Luxury vehicles often come with HID headlamps, which are custom-fitted, ensuring their safety features and appropriate installation. However, since many people can’t afford expensive cars, they settle for Aftermarket HID headlight kits that can be done DIY or professionally for a fee. Manufacturers nowadays also add the option to add these to affordable brand new cars for an extra hefty fee.
With all the information given in this article, here are the important points to remember:
- High-Intensity Discharge lights work best at lower color temperatures. The higher the color temperature, the less useful it becomes.
- HID lights still have questionable legality.
- HID lights are not only fashionable but also functional.
- HID lights must have proper car accessories for optimum performance.
- HID lights are expensive upon purchase but will prove to be much cheaper in the long run.
- HID lights may have health implications.
Headlights and other car lights are certainly important for both safety and aesthetic purposes. The popularity of HID lights has certainly created a demand in the car market that is beneficial to the manufacturer and its employees. However, the efficiency of HID lights is still vague partly because its reliability depends much on the human eye’s function and a person’s color perception. It’s undeniable that HID lights have benefits and prove to be promising, but it may take a while to convince everyone that it should be the new level of standard for headlights.
Blue headlamps are far from not being a trend. The disadvantages of owning one outweigh the benefits. Manufacturers need to research more to upgrade this beauty and make them affordable and acceptable for the mainstream.
Owning a car should be more functional rather than fashionable. We must remember that vehicles transport people, and the welfare of the passengers will rely on the car’s quality performance. Owners should definitely have the right to customize their vehicles according to their preference, but it should not compromise the safety of the users.
Conforming to trends for showing off or for the sake of imitating does not make a car owner “cool.” It reflects the level of maturity the owner has, which is often unappealing. Upgrading a car must be done with respect to the vehicle’s capacity and original purpose because the act might pose more risks than gains.

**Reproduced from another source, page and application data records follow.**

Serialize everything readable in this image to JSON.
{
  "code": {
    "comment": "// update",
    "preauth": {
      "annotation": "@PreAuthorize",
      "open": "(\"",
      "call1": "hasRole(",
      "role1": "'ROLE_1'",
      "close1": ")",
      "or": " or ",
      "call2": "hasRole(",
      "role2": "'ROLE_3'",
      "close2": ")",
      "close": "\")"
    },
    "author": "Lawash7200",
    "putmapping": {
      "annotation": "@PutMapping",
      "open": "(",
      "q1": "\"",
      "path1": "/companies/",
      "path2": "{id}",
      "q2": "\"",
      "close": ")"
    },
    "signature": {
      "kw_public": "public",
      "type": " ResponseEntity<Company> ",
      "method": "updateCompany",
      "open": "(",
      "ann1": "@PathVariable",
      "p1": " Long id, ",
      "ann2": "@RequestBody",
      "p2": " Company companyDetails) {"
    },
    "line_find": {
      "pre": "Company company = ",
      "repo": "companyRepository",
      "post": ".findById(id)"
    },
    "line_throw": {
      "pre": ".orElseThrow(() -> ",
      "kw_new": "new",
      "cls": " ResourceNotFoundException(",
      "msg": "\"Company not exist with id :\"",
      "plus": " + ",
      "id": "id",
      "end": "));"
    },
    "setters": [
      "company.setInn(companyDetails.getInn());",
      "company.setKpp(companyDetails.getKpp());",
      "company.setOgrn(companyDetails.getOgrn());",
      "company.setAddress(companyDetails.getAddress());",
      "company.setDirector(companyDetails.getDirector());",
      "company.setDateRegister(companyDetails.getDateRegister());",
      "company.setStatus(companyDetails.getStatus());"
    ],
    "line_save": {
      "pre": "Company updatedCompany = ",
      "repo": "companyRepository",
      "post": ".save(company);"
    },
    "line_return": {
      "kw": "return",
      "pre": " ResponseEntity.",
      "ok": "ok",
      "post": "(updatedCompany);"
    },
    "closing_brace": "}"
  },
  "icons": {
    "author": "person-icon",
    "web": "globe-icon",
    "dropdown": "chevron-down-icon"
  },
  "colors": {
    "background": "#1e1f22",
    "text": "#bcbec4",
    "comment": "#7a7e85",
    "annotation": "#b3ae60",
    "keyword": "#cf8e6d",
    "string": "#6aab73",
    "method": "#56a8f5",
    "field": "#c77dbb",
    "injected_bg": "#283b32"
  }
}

The trend with HID lights has just begun, and it is not surprising to find more products promoting the use of such technology. Until then, its actual superiority remains to be seen. By then, some new “awesome” product may be attracting all the attention, and HID lights recede to the background.
In the end, consumers will finally realize this was all just a marketing hype.
Images/Photos: Flickr, Medium